(App and web page records)

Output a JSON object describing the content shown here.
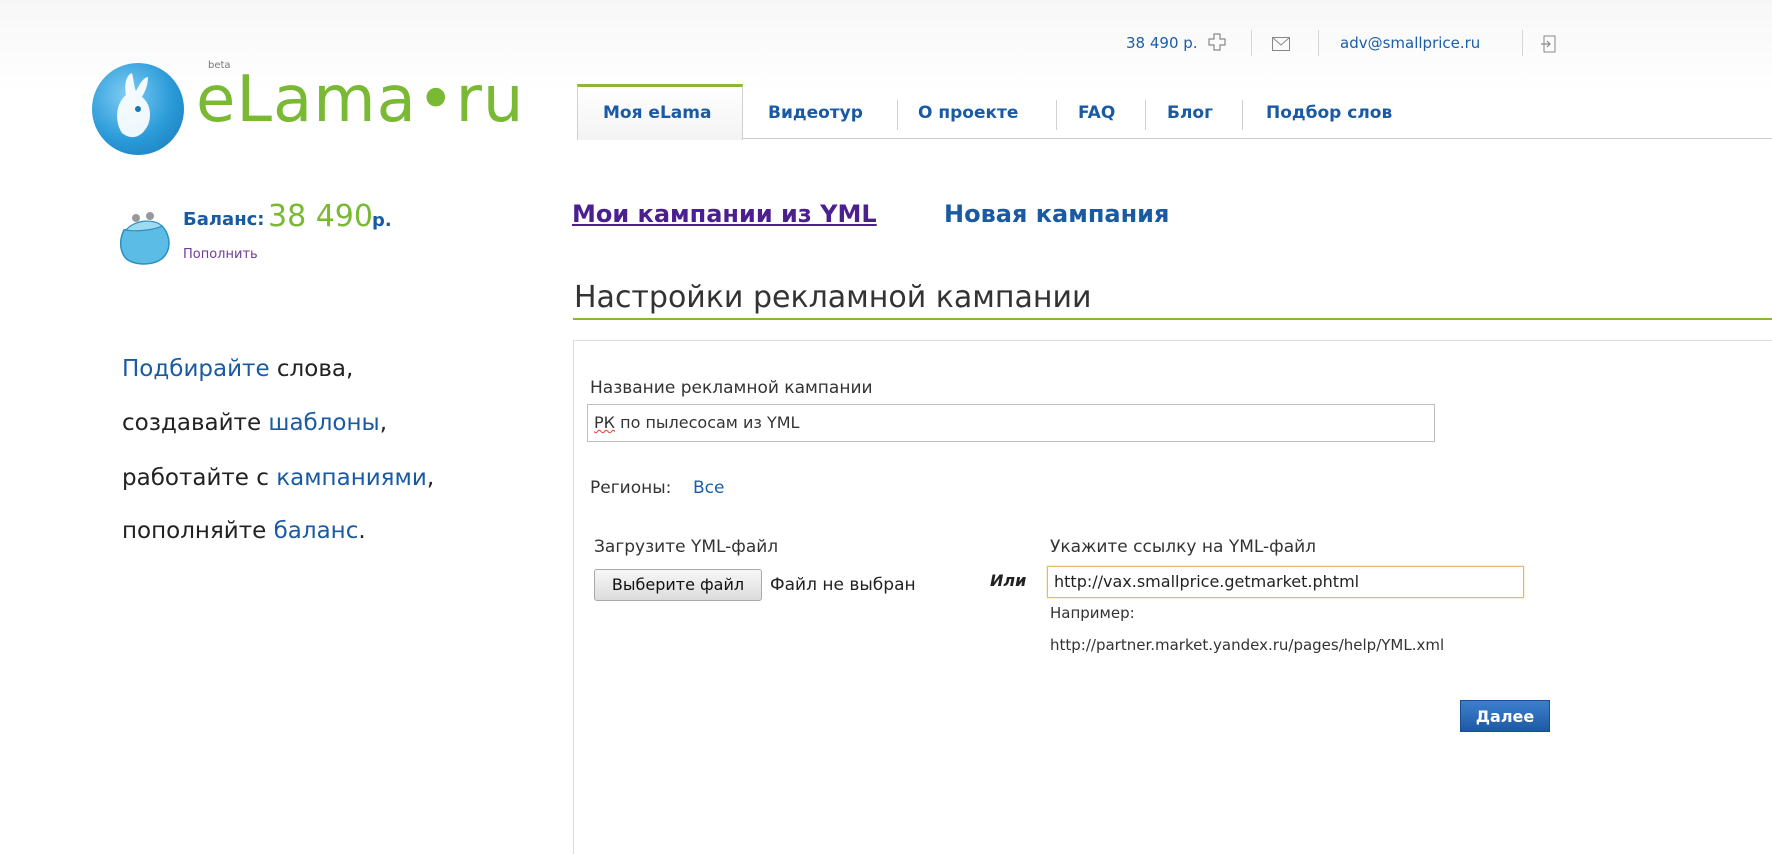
{
  "header": {
    "balance_link": "38 490 р.",
    "email": "adv@smallprice.ru"
  },
  "logo": {
    "text": "eLama•ru",
    "badge": "beta"
  },
  "nav": {
    "tabs": [
      {
        "label": "Моя eLama",
        "active": true
      },
      {
        "label": "Видеотур"
      },
      {
        "label": "О проекте"
      },
      {
        "label": "FAQ"
      },
      {
        "label": "Блог"
      },
      {
        "label": "Подбор слов"
      }
    ]
  },
  "sidebar": {
    "balance_label": "Баланс:",
    "balance_value": "38 490",
    "balance_currency": "р.",
    "topup_label": "Пополнить",
    "promo": [
      {
        "pre": "",
        "link": "Подбирайте",
        "post": " слова,"
      },
      {
        "pre": "создавайте ",
        "link": "шаблоны",
        "post": ","
      },
      {
        "pre": "работайте с ",
        "link": "кампаниями",
        "post": ","
      },
      {
        "pre": "пополняйте ",
        "link": "баланс",
        "post": "."
      }
    ]
  },
  "subnav": {
    "active": "Мои кампании из YML",
    "new_campaign": "Новая кампания"
  },
  "page": {
    "title": "Настройки рекламной кампании"
  },
  "form": {
    "name_label": "Название рекламной кампании",
    "name_value_prefix": "РК",
    "name_value_rest": " по пылесосам из YML",
    "regions_label": "Регионы:",
    "regions_value": "Все",
    "upload_label": "Загрузите YML-файл",
    "file_button": "Выберите файл",
    "file_status": "Файл не выбран",
    "or_label": "Или",
    "url_label": "Укажите ссылку на YML-файл",
    "url_value": "http://vax.smallprice.getmarket.phtml",
    "example_label": "Например:",
    "example_url": "http://partner.market.yandex.ru/pages/help/YML.xml",
    "next_button": "Далее"
  },
  "colors": {
    "accent_green": "#8cb53a",
    "link_blue": "#1a5aa3",
    "button_blue": "#1d5aa5"
  }
}
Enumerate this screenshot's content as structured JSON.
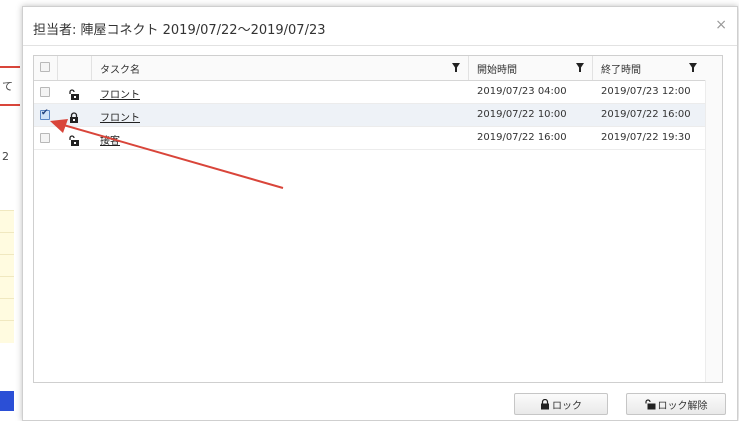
{
  "background": {
    "fragment_text": "て",
    "fragment_number": "2"
  },
  "dialog": {
    "title": "担当者: 陣屋コネクト 2019/07/22〜2019/07/23",
    "close_label": "×"
  },
  "table": {
    "columns": {
      "name": "タスク名",
      "start": "開始時間",
      "end": "終了時間"
    },
    "rows": [
      {
        "checked": false,
        "locked": false,
        "name": "フロント",
        "start": "2019/07/23 04:00",
        "end": "2019/07/23 12:00"
      },
      {
        "checked": true,
        "locked": true,
        "name": "フロント",
        "start": "2019/07/22 10:00",
        "end": "2019/07/22 16:00"
      },
      {
        "checked": false,
        "locked": false,
        "name": "接客",
        "start": "2019/07/22 16:00",
        "end": "2019/07/22 19:30"
      }
    ]
  },
  "buttons": {
    "lock": "ロック",
    "unlock": "ロック解除"
  },
  "colors": {
    "annotation_arrow": "#d9453a",
    "checked_fill": "#cfe2f7"
  }
}
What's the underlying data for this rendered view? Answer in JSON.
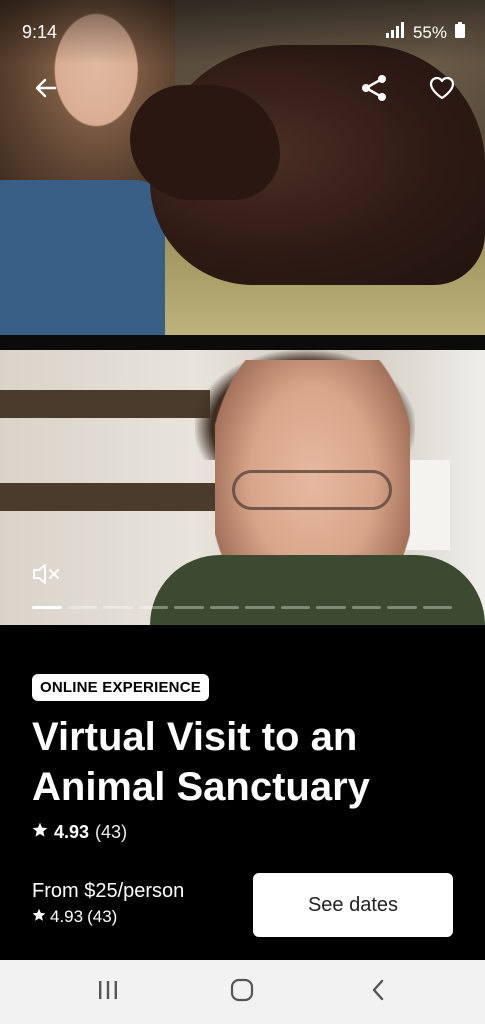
{
  "status_bar": {
    "time": "9:14",
    "battery": "55%"
  },
  "top_actions": {
    "back_icon": "arrow-left-icon",
    "share_icon": "share-icon",
    "favorite_icon": "heart-outline-icon"
  },
  "media": {
    "mute_icon": "volume-muted-icon",
    "progress_segments": 12,
    "active_segment": 1
  },
  "listing": {
    "badge": "ONLINE EXPERIENCE",
    "title": "Virtual Visit to an Animal Sanctuary",
    "rating": "4.93",
    "reviews": "(43)"
  },
  "footer": {
    "price": "From $25/person",
    "rating": "4.93",
    "reviews": "(43)",
    "cta": "See dates"
  },
  "nav_bar": {
    "recents_icon": "recent-apps-icon",
    "home_icon": "home-circle-icon",
    "back_icon": "chevron-left-icon"
  }
}
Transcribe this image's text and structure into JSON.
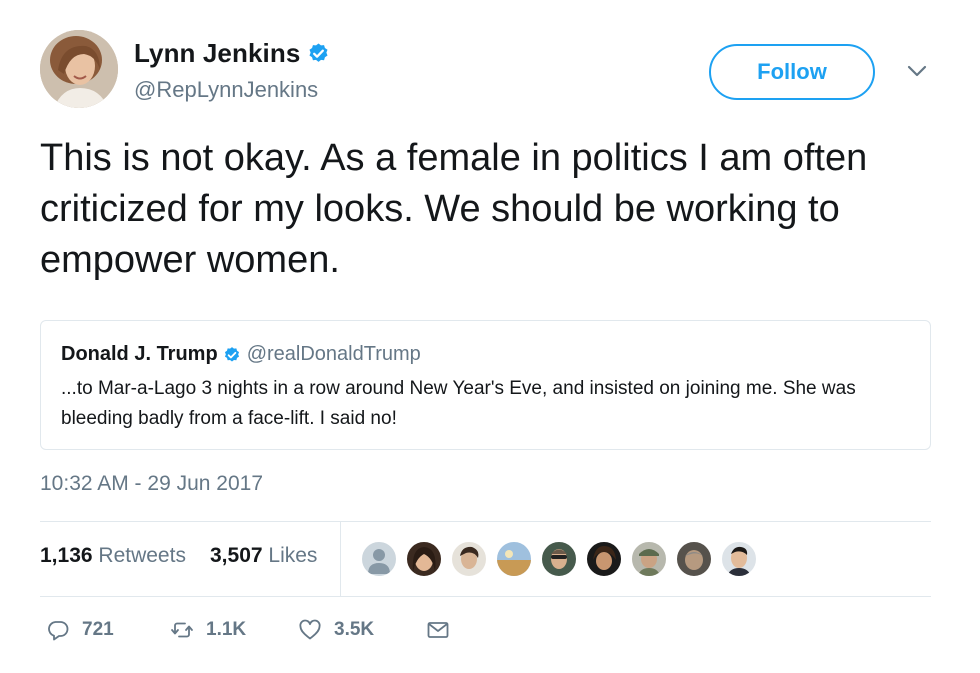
{
  "author": {
    "display_name": "Lynn Jenkins",
    "handle": "@RepLynnJenkins",
    "verified": true,
    "avatar_icon": "profile-photo"
  },
  "follow_label": "Follow",
  "tweet_text": "This is not okay. As a female in politics I am often criticized for my looks. We should be working to empower women.",
  "quoted_tweet": {
    "display_name": "Donald J. Trump",
    "handle": "@realDonaldTrump",
    "verified": true,
    "text": "...to Mar-a-Lago 3 nights in a row around New Year's Eve, and insisted on joining me. She was bleeding badly from a face-lift. I said no!"
  },
  "timestamp": "10:32 AM - 29 Jun 2017",
  "stats": {
    "retweets_count": "1,136",
    "retweets_label": "Retweets",
    "likes_count": "3,507",
    "likes_label": "Likes"
  },
  "actions": {
    "reply_count": "721",
    "retweet_count": "1.1K",
    "like_count": "3.5K"
  },
  "colors": {
    "accent": "#1da1f2",
    "muted": "#657786",
    "text": "#14171a",
    "border": "#e1e8ed"
  }
}
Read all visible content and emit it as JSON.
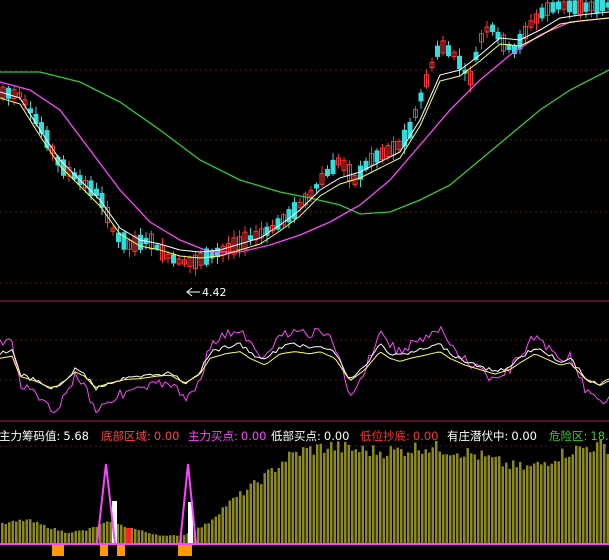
{
  "chart_data": [
    {
      "type": "candlestick",
      "panel": "main",
      "min_price_annotation": "4.42",
      "moving_average_colors": [
        "#ffffff",
        "#ffff66",
        "#ff44ff",
        "#33cc33"
      ],
      "grid": true,
      "up_color": "#ff3333",
      "down_color": "#33dddd"
    },
    {
      "type": "line",
      "panel": "oscillator",
      "series_colors": [
        "#ff44ff",
        "#ffffff",
        "#ffff66"
      ],
      "grid": true
    },
    {
      "type": "bar",
      "panel": "indicator",
      "legend": [
        {
          "label": "主力筹码值:",
          "value": "5.68",
          "color": "#ffffff"
        },
        {
          "label": "底部区域:",
          "value": "0.00",
          "color": "#ff4444"
        },
        {
          "label": "主力买点:",
          "value": "0.00",
          "color": "#ff44ff"
        },
        {
          "label": "低部买点:",
          "value": "0.00",
          "color": "#ffffff"
        },
        {
          "label": "低位抄底:",
          "value": "0.00",
          "color": "#ff3333"
        },
        {
          "label": "有庄潜伏中:",
          "value": "0.00",
          "color": "#ffffff"
        },
        {
          "label": "危险区:",
          "value": "18.",
          "color": "#33cc33"
        }
      ],
      "bar_color": "#8c8a1e",
      "signal_colors": {
        "buy_line": "#ff44ff",
        "bottom_zone": "#ff9900",
        "low_buy": "#ffffff",
        "bottom_buy": "#ff2222"
      }
    }
  ]
}
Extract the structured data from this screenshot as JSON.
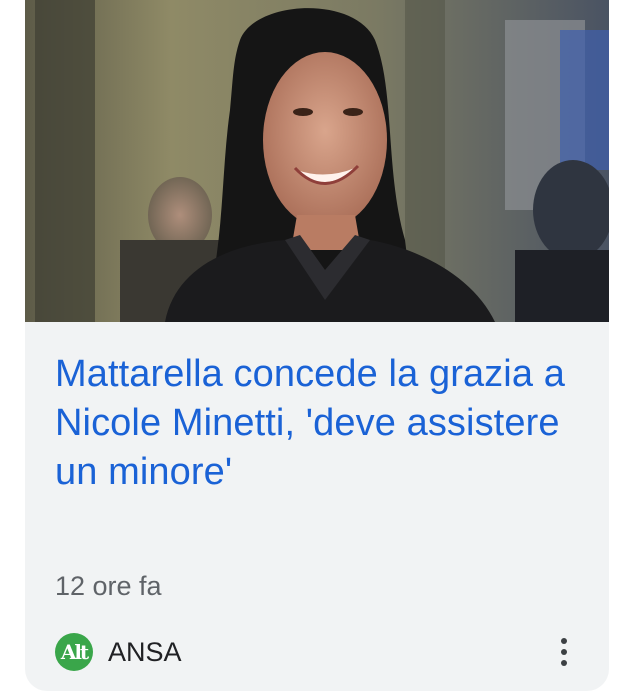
{
  "article": {
    "headline": "Mattarella concede la grazia a Nicole Minetti, 'deve assistere un minore'",
    "time": "12 ore fa",
    "source": {
      "name": "ANSA",
      "logo_text": "Alt",
      "logo_color": "#3aa64a"
    },
    "more_icon": "more-vert-icon"
  },
  "colors": {
    "headline": "#1a62d6",
    "card_bg": "#f1f3f4"
  }
}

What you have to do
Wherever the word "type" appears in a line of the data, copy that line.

Exercise solution
      "type": "candlestick",
      "type": "line",
      "type": "bar",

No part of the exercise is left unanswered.